I’ve been making changes. I was working with Adobe CS4 for over four years and wanted to upgrade to CS6 for a while but first needed to upgrade my equally old IMac. Apple released some new IMacs in November of 2012 so I decided to make the move in January and now sport a new, much faster computer with the latest version of Photoshop.
Not enough change. I decided to use Lightroom instead of Bridge to give me better management over my growing library of photographs. So I am now learning a new interface and workflow in addition to all the new features in CS6.
Not enough change. I added NIK software’s products. Since I teach at a local college, I am able to get academic discounts for both hardware (minimal) and software (about half price), so I’ve invested in some tools while the price is right. The NIK software tools integrate nicely into Photoshop and Lightroom; I haven’t tried them with Aperture as yet. I still use Aperture as a final “library” as it is integrated with all my other tools (two IPhones, two IPads, AppleTV, ICloud, etc.).
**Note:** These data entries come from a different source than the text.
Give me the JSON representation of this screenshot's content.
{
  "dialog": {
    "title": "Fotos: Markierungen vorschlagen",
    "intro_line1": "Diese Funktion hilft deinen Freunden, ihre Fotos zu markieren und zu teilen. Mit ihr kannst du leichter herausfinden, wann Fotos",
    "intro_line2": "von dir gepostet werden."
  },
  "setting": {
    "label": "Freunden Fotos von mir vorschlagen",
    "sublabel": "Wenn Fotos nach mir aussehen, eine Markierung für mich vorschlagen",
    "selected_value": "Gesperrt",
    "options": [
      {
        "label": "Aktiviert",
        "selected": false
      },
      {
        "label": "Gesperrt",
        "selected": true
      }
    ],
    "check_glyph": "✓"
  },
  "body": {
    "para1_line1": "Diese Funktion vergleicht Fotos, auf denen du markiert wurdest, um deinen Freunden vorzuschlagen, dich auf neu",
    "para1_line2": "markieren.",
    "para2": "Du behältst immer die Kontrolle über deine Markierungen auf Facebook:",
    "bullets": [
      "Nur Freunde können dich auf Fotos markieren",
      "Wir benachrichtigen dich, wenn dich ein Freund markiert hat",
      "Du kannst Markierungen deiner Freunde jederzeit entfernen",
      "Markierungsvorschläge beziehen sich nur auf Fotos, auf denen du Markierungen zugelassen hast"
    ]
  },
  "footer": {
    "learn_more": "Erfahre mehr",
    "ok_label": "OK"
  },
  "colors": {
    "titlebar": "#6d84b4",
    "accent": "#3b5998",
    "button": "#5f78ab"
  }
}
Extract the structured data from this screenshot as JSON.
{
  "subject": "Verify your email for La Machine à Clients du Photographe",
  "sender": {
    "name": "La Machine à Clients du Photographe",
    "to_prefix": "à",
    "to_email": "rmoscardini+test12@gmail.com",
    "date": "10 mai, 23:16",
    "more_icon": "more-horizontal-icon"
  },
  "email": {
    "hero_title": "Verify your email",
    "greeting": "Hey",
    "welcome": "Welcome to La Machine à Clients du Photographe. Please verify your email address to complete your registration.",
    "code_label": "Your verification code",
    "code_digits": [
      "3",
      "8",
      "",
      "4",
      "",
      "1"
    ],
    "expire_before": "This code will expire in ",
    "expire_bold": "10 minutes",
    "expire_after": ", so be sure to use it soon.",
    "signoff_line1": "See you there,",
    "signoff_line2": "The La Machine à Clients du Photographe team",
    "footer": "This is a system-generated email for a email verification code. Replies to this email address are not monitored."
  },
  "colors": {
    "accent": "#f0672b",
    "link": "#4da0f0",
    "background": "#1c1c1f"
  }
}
Which brings me to the photograph above. It is a photo I took on my trip to Italy last year. I’m going through all my photographs looking for low-light samples for a book I am writing on the subject and came across this one. I decided to experiement with some of my new software and this was the result. I love the original version taken at dusk on a long walk through Rome, but I also like the look of this more artistic style. In some ways, it reminds me more of how I remember the square than the original.
Perhaps it’s just the way my mind works.
I would love to hear any comments you have around extensive manipulation or editing of photographs. I am a huge fan of “art” in its many forms and look at any “picture” as the artist’s expression, whether it be “realistic” or “interpretive.”
Posted in Art Photography, Low Light, Travel Photography
Tagged Adobe Photoshop, Adobe Photoshop Lightroom, Art Photography, Italy, low light photography, NIK Software, photography, street photography, travel photography